*Supplied data*

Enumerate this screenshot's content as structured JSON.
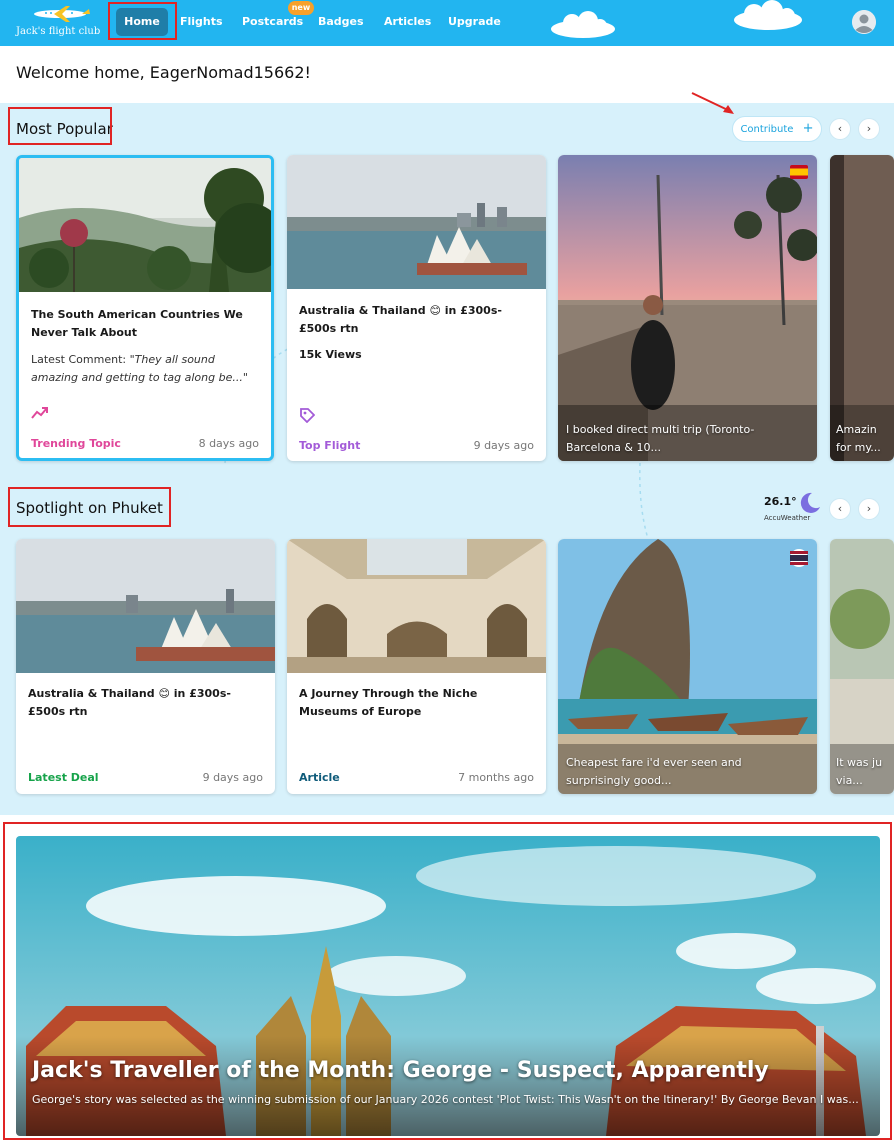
{
  "header": {
    "logo_text": "Jack's flight club",
    "nav": {
      "home": "Home",
      "flights": "Flights",
      "postcards": "Postcards",
      "postcards_badge": "new",
      "badges": "Badges",
      "articles": "Articles",
      "upgrade": "Upgrade"
    },
    "accent_color": "#22b5f0"
  },
  "welcome": "Welcome home, EagerNomad15662!",
  "most_popular": {
    "title": "Most Popular",
    "contribute_label": "Contribute",
    "contribute_icon": "+",
    "prev_icon": "‹",
    "next_icon": "›",
    "cards": [
      {
        "title": "The South American Countries We Never Talk About",
        "comment_prefix": "Latest Comment: ",
        "comment": "\"They all sound amazing and getting to tag along be...\"",
        "tag": "Trending Topic",
        "tag_icon": "trending-up-icon",
        "time": "8 days ago"
      },
      {
        "title": "Australia & Thailand 😊 in £300s-£500s rtn",
        "views": "15k Views",
        "tag": "Top Flight",
        "tag_icon": "price-tag-icon",
        "time": "9 days ago"
      },
      {
        "overlay": "I booked direct multi trip (Toronto-Barcelona & 10..."
      },
      {
        "overlay": "Amazin for my..."
      }
    ]
  },
  "spotlight": {
    "title": "Spotlight on Phuket",
    "weather_temp": "26.1°",
    "weather_brand": "AccuWeather",
    "prev_icon": "‹",
    "next_icon": "›",
    "cards": [
      {
        "title": "Australia & Thailand 😊 in £300s-£500s rtn",
        "tag": "Latest Deal",
        "time": "9 days ago"
      },
      {
        "title": "A Journey Through the Niche Museums of Europe",
        "tag": "Article",
        "time": "7 months ago"
      },
      {
        "overlay": "Cheapest fare i'd ever seen and surprisingly good..."
      },
      {
        "overlay": "It was ju via..."
      }
    ]
  },
  "banner": {
    "title": "Jack's Traveller of the Month: George - Suspect, Apparently",
    "text": "George's story was selected as the winning submission of our January 2026 contest 'Plot Twist: This Wasn't on the Itinerary!' By George Bevan I was..."
  },
  "colors": {
    "trending": "#e0479a",
    "top_flight": "#a35bd8",
    "latest_deal": "#16a34a",
    "article": "#0f5b7a"
  }
}
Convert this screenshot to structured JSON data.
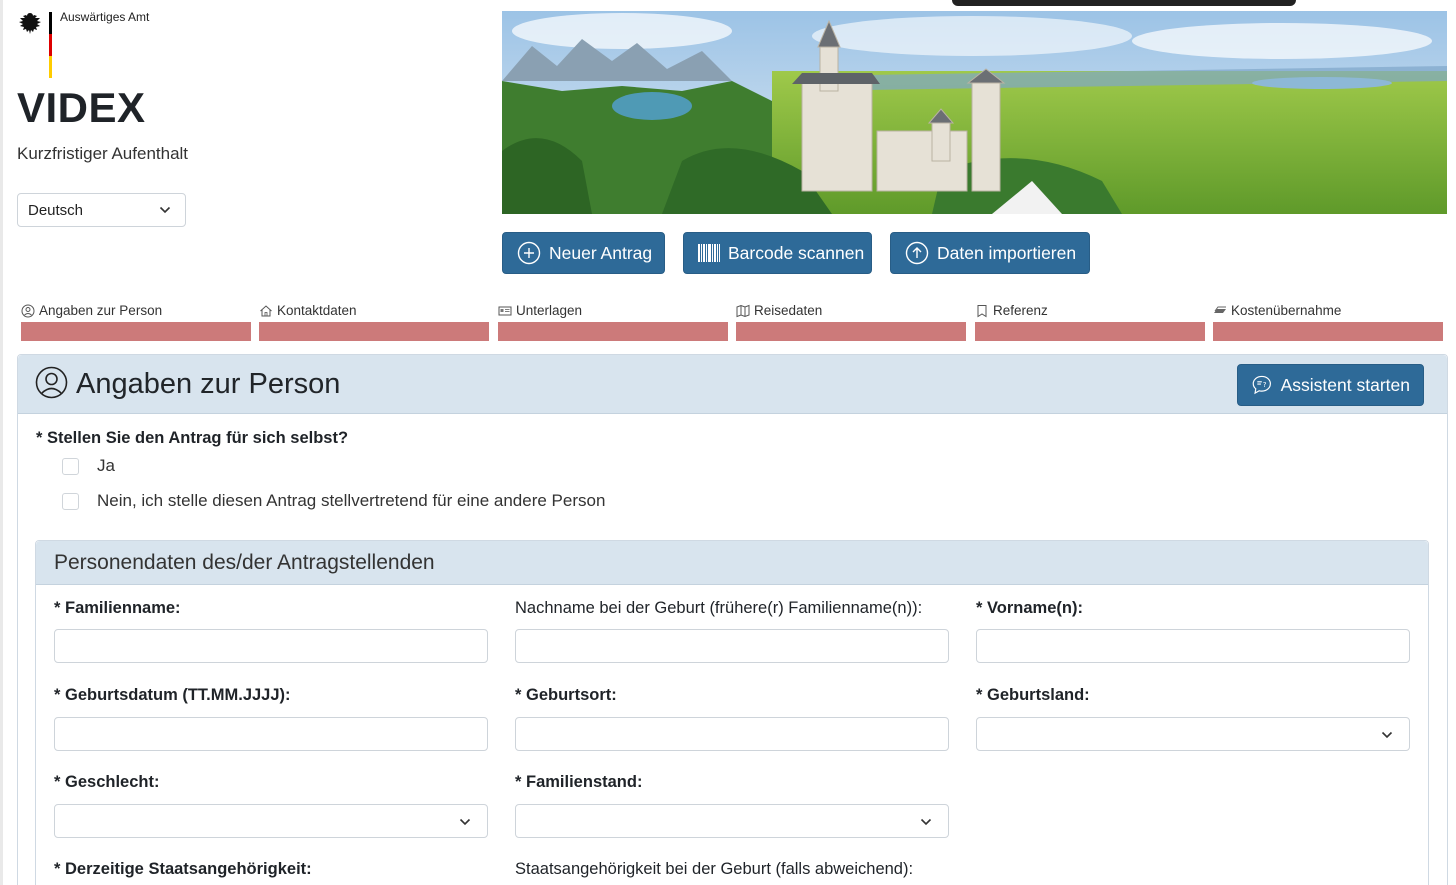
{
  "brand": {
    "name": "Auswärtiges Amt"
  },
  "app": {
    "title": "VIDEX",
    "subtitle": "Kurzfristiger Aufenthalt"
  },
  "language": {
    "selected": "Deutsch"
  },
  "actions": {
    "new_application": "Neuer Antrag",
    "scan_barcode": "Barcode scannen",
    "import_data": "Daten importieren"
  },
  "steps": [
    {
      "label": "Angaben zur Person",
      "icon": "person-circle-icon"
    },
    {
      "label": "Kontaktdaten",
      "icon": "house-icon"
    },
    {
      "label": "Unterlagen",
      "icon": "document-card-icon"
    },
    {
      "label": "Reisedaten",
      "icon": "map-icon"
    },
    {
      "label": "Referenz",
      "icon": "bookmark-icon"
    },
    {
      "label": "Kostenübernahme",
      "icon": "money-icon"
    }
  ],
  "section": {
    "title": "Angaben zur Person",
    "assistant_button": "Assistent starten",
    "question": "* Stellen Sie den Antrag für sich selbst?",
    "options": [
      "Ja",
      "Nein, ich stelle diesen Antrag stellvertretend für eine andere Person"
    ]
  },
  "personal": {
    "title": "Personendaten des/der Antragstellenden",
    "fields": {
      "familienname": "* Familienname:",
      "geburtsname": "Nachname bei der Geburt (frühere(r) Familienname(n)):",
      "vorname": "* Vorname(n):",
      "geburtsdatum": "* Geburtsdatum (TT.MM.JJJJ):",
      "geburtsort": "* Geburtsort:",
      "geburtsland": "* Geburtsland:",
      "geschlecht": "* Geschlecht:",
      "familienstand": "* Familienstand:",
      "staatsangehoerigkeit": "* Derzeitige Staatsangehörigkeit:",
      "staatsangehoerigkeit_geburt": "Staatsangehörigkeit bei der Geburt (falls abweichend):"
    }
  },
  "colors": {
    "primary": "#2e6a98",
    "header_bg": "#d8e4ee",
    "step_bar": "#cc7a7a",
    "flag_black": "#000000",
    "flag_red": "#dd0000",
    "flag_gold": "#ffcc00"
  }
}
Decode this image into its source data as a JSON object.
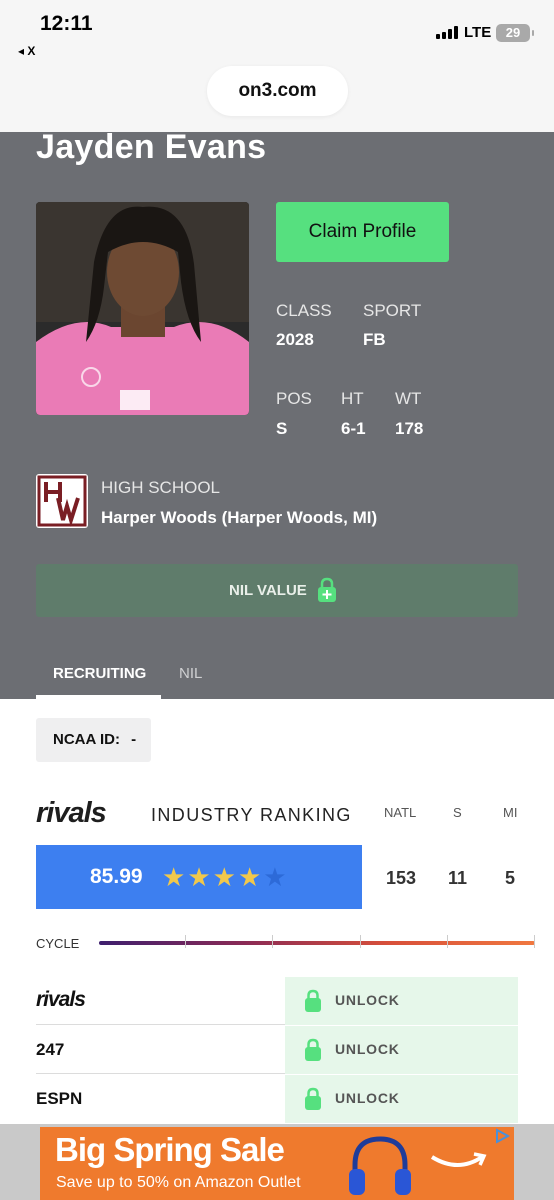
{
  "status_bar": {
    "time": "12:11",
    "back_app": "◂ X",
    "network": "LTE",
    "battery": "29"
  },
  "browser": {
    "url": "on3.com"
  },
  "player": {
    "name": "Jayden Evans",
    "claim_label": "Claim Profile",
    "class_label": "CLASS",
    "class_value": "2028",
    "sport_label": "SPORT",
    "sport_value": "FB",
    "pos_label": "POS",
    "pos_value": "S",
    "ht_label": "HT",
    "ht_value": "6-1",
    "wt_label": "WT",
    "wt_value": "178",
    "school_label": "HIGH SCHOOL",
    "school_name": "Harper Woods (Harper Woods, MI)",
    "nil_label": "NIL VALUE"
  },
  "tabs": [
    {
      "label": "RECRUITING",
      "active": true
    },
    {
      "label": "NIL",
      "active": false
    }
  ],
  "ncaa": {
    "label": "NCAA ID:",
    "value": "-"
  },
  "ranking": {
    "brand": "rivals",
    "title": "INDUSTRY RANKING",
    "col_natl": "NATL",
    "col_s": "S",
    "col_mi": "MI",
    "rating": "85.99",
    "stars_filled": 4,
    "stars_total": 5,
    "natl_value": "153",
    "s_value": "11",
    "mi_value": "5",
    "cycle_label": "CYCLE"
  },
  "services": [
    {
      "name": "rivals",
      "action": "UNLOCK"
    },
    {
      "name": "247",
      "action": "UNLOCK"
    },
    {
      "name": "ESPN",
      "action": "UNLOCK"
    }
  ],
  "ad": {
    "title": "Big Spring Sale",
    "subtitle": "Save up to 50% on Amazon Outlet",
    "choices_icon": "adchoices-icon"
  },
  "colors": {
    "profile_bg": "#6c6e73",
    "accent_green": "#56e07f",
    "rating_blue": "#3d7ff0",
    "star_gold": "#f1c84c",
    "ad_orange": "#ef7a2d"
  }
}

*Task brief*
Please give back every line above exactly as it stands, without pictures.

*Written response*
Enumerate this screenshot's content as structured JSON.
{
  "header": {
    "logo_text": "Jack's flight club",
    "nav": {
      "home": "Home",
      "flights": "Flights",
      "postcards": "Postcards",
      "postcards_badge": "new",
      "badges": "Badges",
      "articles": "Articles",
      "upgrade": "Upgrade"
    },
    "accent_color": "#22b5f0"
  },
  "welcome": "Welcome home, EagerNomad15662!",
  "most_popular": {
    "title": "Most Popular",
    "contribute_label": "Contribute",
    "contribute_icon": "+",
    "prev_icon": "‹",
    "next_icon": "›",
    "cards": [
      {
        "title": "The South American Countries We Never Talk About",
        "comment_prefix": "Latest Comment: ",
        "comment": "\"They all sound amazing and getting to tag along be...\"",
        "tag": "Trending Topic",
        "tag_icon": "trending-up-icon",
        "time": "8 days ago"
      },
      {
        "title": "Australia & Thailand 😊 in £300s-£500s rtn",
        "views": "15k Views",
        "tag": "Top Flight",
        "tag_icon": "price-tag-icon",
        "time": "9 days ago"
      },
      {
        "overlay": "I booked direct multi trip (Toronto-Barcelona & 10..."
      },
      {
        "overlay": "Amazin for my..."
      }
    ]
  },
  "spotlight": {
    "title": "Spotlight on Phuket",
    "weather_temp": "26.1°",
    "weather_brand": "AccuWeather",
    "prev_icon": "‹",
    "next_icon": "›",
    "cards": [
      {
        "title": "Australia & Thailand 😊 in £300s-£500s rtn",
        "tag": "Latest Deal",
        "time": "9 days ago"
      },
      {
        "title": "A Journey Through the Niche Museums of Europe",
        "tag": "Article",
        "time": "7 months ago"
      },
      {
        "overlay": "Cheapest fare i'd ever seen and surprisingly good..."
      },
      {
        "overlay": "It was ju via..."
      }
    ]
  },
  "banner": {
    "title": "Jack's Traveller of the Month: George - Suspect, Apparently",
    "text": "George's story was selected as the winning submission of our January 2026 contest 'Plot Twist: This Wasn't on the Itinerary!' By George Bevan I was..."
  },
  "colors": {
    "trending": "#e0479a",
    "top_flight": "#a35bd8",
    "latest_deal": "#16a34a",
    "article": "#0f5b7a"
  }
}
Convert this screenshot to structured JSON data.
{
  "brand": {
    "name": "Auswärtiges Amt"
  },
  "app": {
    "title": "VIDEX",
    "subtitle": "Kurzfristiger Aufenthalt"
  },
  "language": {
    "selected": "Deutsch"
  },
  "actions": {
    "new_application": "Neuer Antrag",
    "scan_barcode": "Barcode scannen",
    "import_data": "Daten importieren"
  },
  "steps": [
    {
      "label": "Angaben zur Person",
      "icon": "person-circle-icon"
    },
    {
      "label": "Kontaktdaten",
      "icon": "house-icon"
    },
    {
      "label": "Unterlagen",
      "icon": "document-card-icon"
    },
    {
      "label": "Reisedaten",
      "icon": "map-icon"
    },
    {
      "label": "Referenz",
      "icon": "bookmark-icon"
    },
    {
      "label": "Kostenübernahme",
      "icon": "money-icon"
    }
  ],
  "section": {
    "title": "Angaben zur Person",
    "assistant_button": "Assistent starten",
    "question": "* Stellen Sie den Antrag für sich selbst?",
    "options": [
      "Ja",
      "Nein, ich stelle diesen Antrag stellvertretend für eine andere Person"
    ]
  },
  "personal": {
    "title": "Personendaten des/der Antragstellenden",
    "fields": {
      "familienname": "* Familienname:",
      "geburtsname": "Nachname bei der Geburt (frühere(r) Familienname(n)):",
      "vorname": "* Vorname(n):",
      "geburtsdatum": "* Geburtsdatum (TT.MM.JJJJ):",
      "geburtsort": "* Geburtsort:",
      "geburtsland": "* Geburtsland:",
      "geschlecht": "* Geschlecht:",
      "familienstand": "* Familienstand:",
      "staatsangehoerigkeit": "* Derzeitige Staatsangehörigkeit:",
      "staatsangehoerigkeit_geburt": "Staatsangehörigkeit bei der Geburt (falls abweichend):"
    }
  },
  "colors": {
    "primary": "#2e6a98",
    "header_bg": "#d8e4ee",
    "step_bar": "#cc7a7a",
    "flag_black": "#000000",
    "flag_red": "#dd0000",
    "flag_gold": "#ffcc00"
  }
}
Decode this image into its source data as a JSON object.
{
  "status_bar": {
    "time": "12:11",
    "back_app": "◂ X",
    "network": "LTE",
    "battery": "29"
  },
  "browser": {
    "url": "on3.com"
  },
  "player": {
    "name": "Jayden Evans",
    "claim_label": "Claim Profile",
    "class_label": "CLASS",
    "class_value": "2028",
    "sport_label": "SPORT",
    "sport_value": "FB",
    "pos_label": "POS",
    "pos_value": "S",
    "ht_label": "HT",
    "ht_value": "6-1",
    "wt_label": "WT",
    "wt_value": "178",
    "school_label": "HIGH SCHOOL",
    "school_name": "Harper Woods (Harper Woods, MI)",
    "nil_label": "NIL VALUE"
  },
  "tabs": [
    {
      "label": "RECRUITING",
      "active": true
    },
    {
      "label": "NIL",
      "active": false
    }
  ],
  "ncaa": {
    "label": "NCAA ID:",
    "value": "-"
  },
  "ranking": {
    "brand": "rivals",
    "title": "INDUSTRY RANKING",
    "col_natl": "NATL",
    "col_s": "S",
    "col_mi": "MI",
    "rating": "85.99",
    "stars_filled": 4,
    "stars_total": 5,
    "natl_value": "153",
    "s_value": "11",
    "mi_value": "5",
    "cycle_label": "CYCLE"
  },
  "services": [
    {
      "name": "rivals",
      "action": "UNLOCK"
    },
    {
      "name": "247",
      "action": "UNLOCK"
    },
    {
      "name": "ESPN",
      "action": "UNLOCK"
    }
  ],
  "ad": {
    "title": "Big Spring Sale",
    "subtitle": "Save up to 50% on Amazon Outlet",
    "choices_icon": "adchoices-icon"
  },
  "colors": {
    "profile_bg": "#6c6e73",
    "accent_green": "#56e07f",
    "rating_blue": "#3d7ff0",
    "star_gold": "#f1c84c",
    "ad_orange": "#ef7a2d"
  }
}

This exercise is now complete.